“Dear me,” he exclaimed, “I find that I have left the keys! We will come down a little later, if you do not mind, Mr. Hamel. Or to-morrow, perhaps. You will not mind? It is very careless of me, but seeing you about the place and imagining that you were an intruder, made me angry, and I started off in a hurry. Now walk by my side up to the house, please, and talk to me. It is so interesting for me to meet men,” he went on, as they started along the straight path, “who do things in life; who go to foreign countries, meet strange people, and have new experiences. I have been a good many years like this, you know.”
“It is a great affliction,” Hamel murmured sympathetically.
“In my youth I was an athlete,” Mr. Fentolin continued. “I played cricket for the Varsity and for my county.
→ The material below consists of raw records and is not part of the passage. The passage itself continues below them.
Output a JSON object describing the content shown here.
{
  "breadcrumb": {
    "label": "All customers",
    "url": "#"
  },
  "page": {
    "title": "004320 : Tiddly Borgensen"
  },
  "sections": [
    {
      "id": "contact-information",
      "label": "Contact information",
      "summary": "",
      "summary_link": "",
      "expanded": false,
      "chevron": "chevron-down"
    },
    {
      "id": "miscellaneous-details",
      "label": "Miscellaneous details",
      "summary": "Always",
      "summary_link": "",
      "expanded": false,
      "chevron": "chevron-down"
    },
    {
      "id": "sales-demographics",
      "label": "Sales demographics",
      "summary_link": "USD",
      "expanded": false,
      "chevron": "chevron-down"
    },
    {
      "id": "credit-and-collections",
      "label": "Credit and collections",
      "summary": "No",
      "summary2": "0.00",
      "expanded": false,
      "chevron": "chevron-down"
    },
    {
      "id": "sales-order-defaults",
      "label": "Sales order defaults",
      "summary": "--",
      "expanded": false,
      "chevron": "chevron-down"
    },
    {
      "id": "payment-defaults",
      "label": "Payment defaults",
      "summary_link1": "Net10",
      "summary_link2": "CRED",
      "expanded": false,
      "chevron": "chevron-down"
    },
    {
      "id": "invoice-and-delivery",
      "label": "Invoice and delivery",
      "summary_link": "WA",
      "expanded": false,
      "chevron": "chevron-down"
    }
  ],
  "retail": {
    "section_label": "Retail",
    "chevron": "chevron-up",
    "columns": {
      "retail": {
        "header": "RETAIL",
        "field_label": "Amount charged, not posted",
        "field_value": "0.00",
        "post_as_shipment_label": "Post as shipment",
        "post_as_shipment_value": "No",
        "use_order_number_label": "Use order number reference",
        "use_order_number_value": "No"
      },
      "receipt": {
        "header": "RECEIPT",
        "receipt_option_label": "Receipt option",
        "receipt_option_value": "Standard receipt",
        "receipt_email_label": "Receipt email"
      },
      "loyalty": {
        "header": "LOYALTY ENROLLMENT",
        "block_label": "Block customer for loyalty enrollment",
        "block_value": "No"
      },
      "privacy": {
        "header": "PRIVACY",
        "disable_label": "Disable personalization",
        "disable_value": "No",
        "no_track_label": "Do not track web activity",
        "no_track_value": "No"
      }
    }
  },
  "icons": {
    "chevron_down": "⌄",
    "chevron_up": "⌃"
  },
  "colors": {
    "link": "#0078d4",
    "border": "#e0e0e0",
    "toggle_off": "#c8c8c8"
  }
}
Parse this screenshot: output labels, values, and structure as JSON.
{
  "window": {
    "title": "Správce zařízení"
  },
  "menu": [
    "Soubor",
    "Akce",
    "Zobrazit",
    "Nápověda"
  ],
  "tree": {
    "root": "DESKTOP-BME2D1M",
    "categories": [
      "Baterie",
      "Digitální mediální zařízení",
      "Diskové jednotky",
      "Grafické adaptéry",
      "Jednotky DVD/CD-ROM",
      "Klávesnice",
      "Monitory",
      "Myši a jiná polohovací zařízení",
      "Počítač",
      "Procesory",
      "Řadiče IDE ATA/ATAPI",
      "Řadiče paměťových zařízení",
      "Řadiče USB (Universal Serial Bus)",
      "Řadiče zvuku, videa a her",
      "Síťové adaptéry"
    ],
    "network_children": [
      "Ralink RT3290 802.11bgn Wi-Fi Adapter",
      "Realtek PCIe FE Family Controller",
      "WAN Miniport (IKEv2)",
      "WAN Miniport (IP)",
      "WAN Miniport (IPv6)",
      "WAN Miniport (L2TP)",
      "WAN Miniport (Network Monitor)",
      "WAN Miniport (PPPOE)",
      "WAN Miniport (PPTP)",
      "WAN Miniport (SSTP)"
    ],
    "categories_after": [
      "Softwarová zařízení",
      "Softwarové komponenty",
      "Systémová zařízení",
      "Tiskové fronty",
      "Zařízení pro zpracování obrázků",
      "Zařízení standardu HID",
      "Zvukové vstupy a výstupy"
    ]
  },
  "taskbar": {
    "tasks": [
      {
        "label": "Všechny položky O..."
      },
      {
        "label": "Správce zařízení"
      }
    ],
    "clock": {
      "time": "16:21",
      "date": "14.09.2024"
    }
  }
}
I hunted, too, and shot. I did all the things a man loves to do. I might still shoot, they tell me, but my strength has ebbed away. I am too weak to lift a gun, too weak even to handle a fishing-rod. I have just a few hobbies in life which keep me alive. Are you a politician, Mr. Hamel?”
“Not in the least,” Hamel replied. “I have been out of England too long to keep in touch with politics.”
“Naturally,” Mr. Fentolin agreed. “It amuses me to follow the course of events. I have a good many friends in London and abroad who are kind to me, who keep me informed, send me odd bits of information not available for every one, and it amuses me to put these things together in my mind and to try and play the prophet. I was in the Foreign Office once, you know. I take up my paper every morning, and it is one of my chief interests to see how near my own speculations come to the truth. Just now for example, there are strange things doing on the Continent.”
“In America,” Hamel remarked, “they affect to look upon England as a doomed Power.”
“Not altogether supine yet,” Mr. Fentolin observed, “yet even this last generation has seen weakening. We have lost so much self-reliance. Perhaps it is having these grown-up children who we think can take care of us—Canada and Australia, and the others. However, we will not talk of politics. It bores you, I can see. We will try and find some other subject. Now tell me, don’t you think this is ingenious?”
They had reached the foot of the hill upon which the Hall was situated. In front of them, underneath the terrace, was a little iron gate, held open now by Meekins, who had gone on ahead and dismounted from his bicycle.
“I have a subterranean way from here into the Hall,” Mr. Fentolin explained. “Come with me. You will only have to stoop a little, and it may amuse you. You need not be afraid. There are electric lights every ten yards. I turn them on with this switch—see.”